Stanley Kubrick’s 2001: A SPACE ODYSSEY (GB/US 1968) is a milestone in film history. Shot before man first went to the moon, this film delivered fascinating, realistic images of space using sophisticated trick technology. Many motifs have subsequently become iconographical for the science fiction genre, such as Space Station V orbiting the Earth to the sounds of The Blue Danube Waltz. The film, which had its world premiere on 2 April 1968, has influenced generations of directors. Today, 2001: A SPACE ODYSSEY is considered an all-encompassing audio-visual experience and a film which has revolutionised the genre. To mark the 50th anniversary of the films debut, the Deutsches Filmmuseum in Frankfurt am Main is dedicating a worldwide outstanding exhibition to Kubrick’s cult film — with numerous original exhibits from international collections and from the Stanley Kubrick Archive at the University of the Arts London. Kubrick’s 2001. 50 years A SPACE ODYSSEY invites visitors to immerse themselves in the genesis of the film from 21 March to 23 September 2018.

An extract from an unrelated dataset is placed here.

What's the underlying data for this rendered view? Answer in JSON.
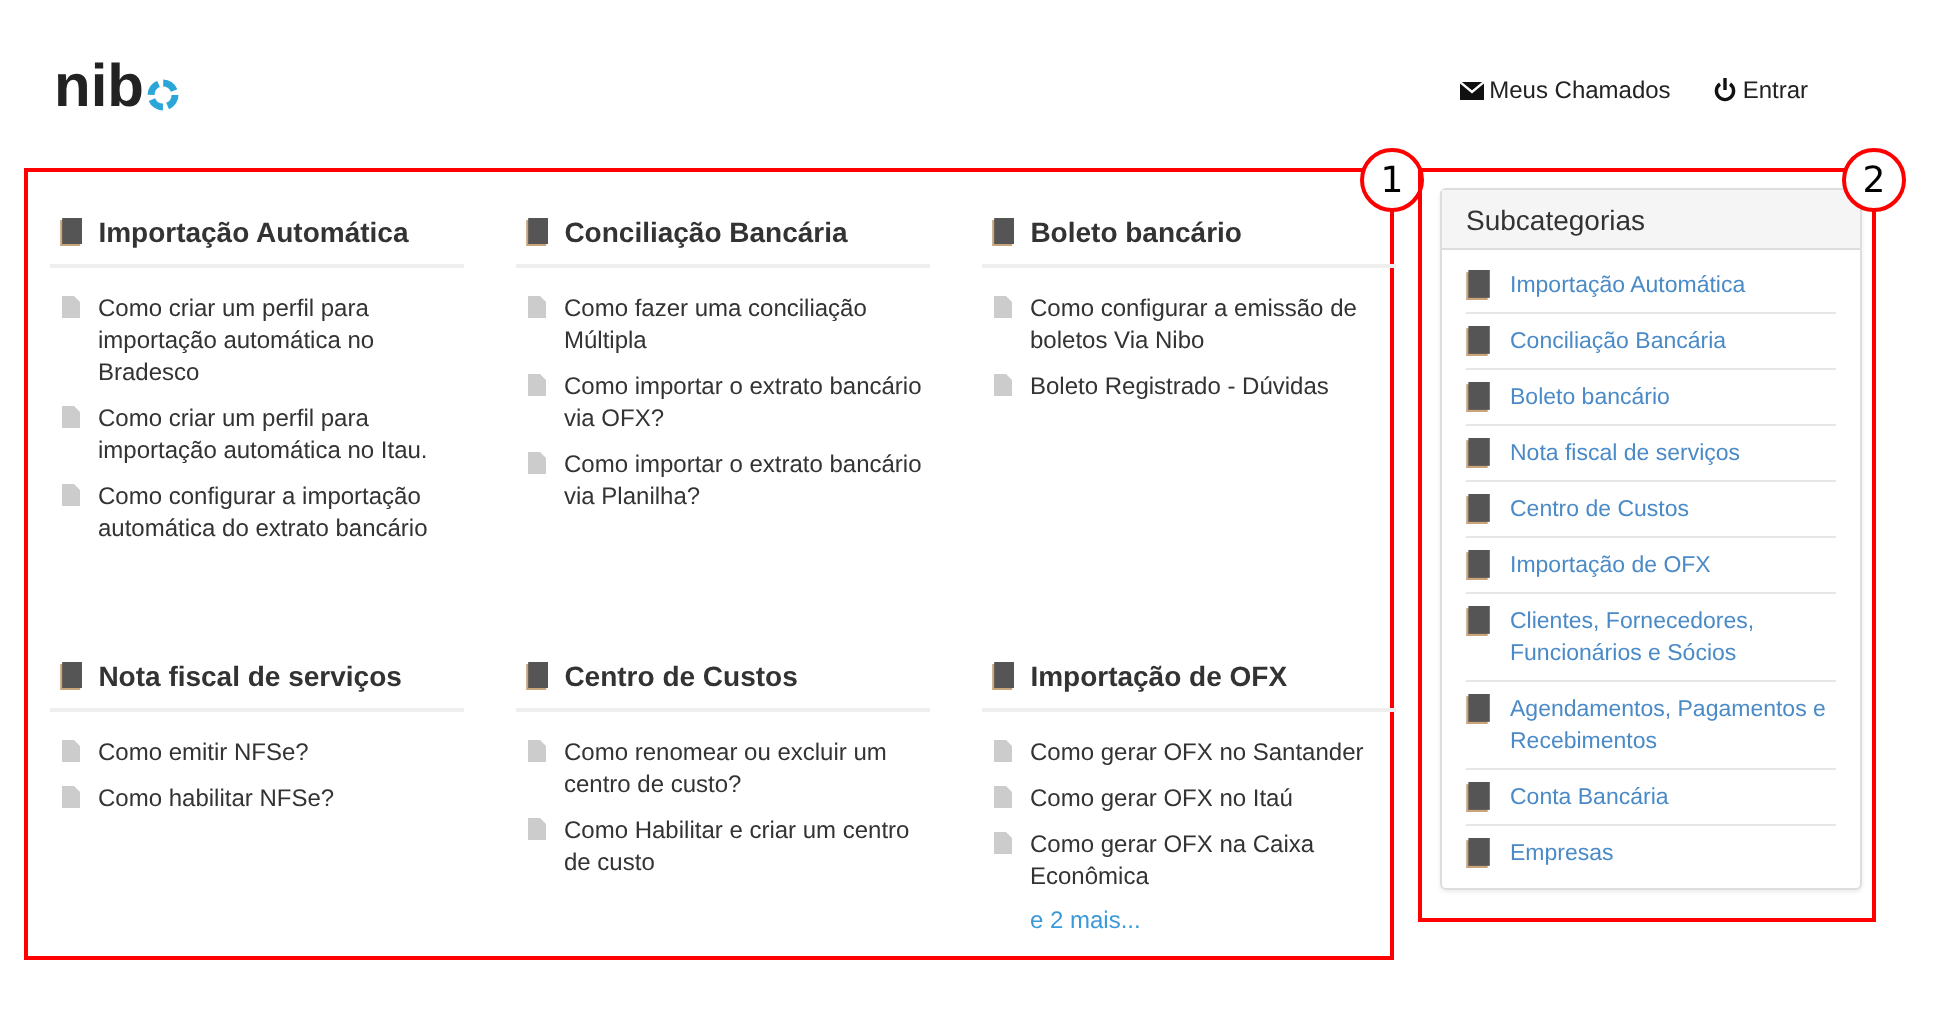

The exhibition features original designs, models, costumes, props, shooting schedules, production materials and photos from Kubrick’s archive. It answers the question of how Kubrick’s vision of the future was developed and to what extent this was achieved. In addition, it places the film in its production context and looks back on its reception history: 2001 has left its mark on more than 200 films, in music videos and advertising, in design, painting, architecture and poetry. In a separate section of the exhibition, visitors can view works from different art genres which have been inspired by Kubrick’s masterpiece.
Dip into the exhibition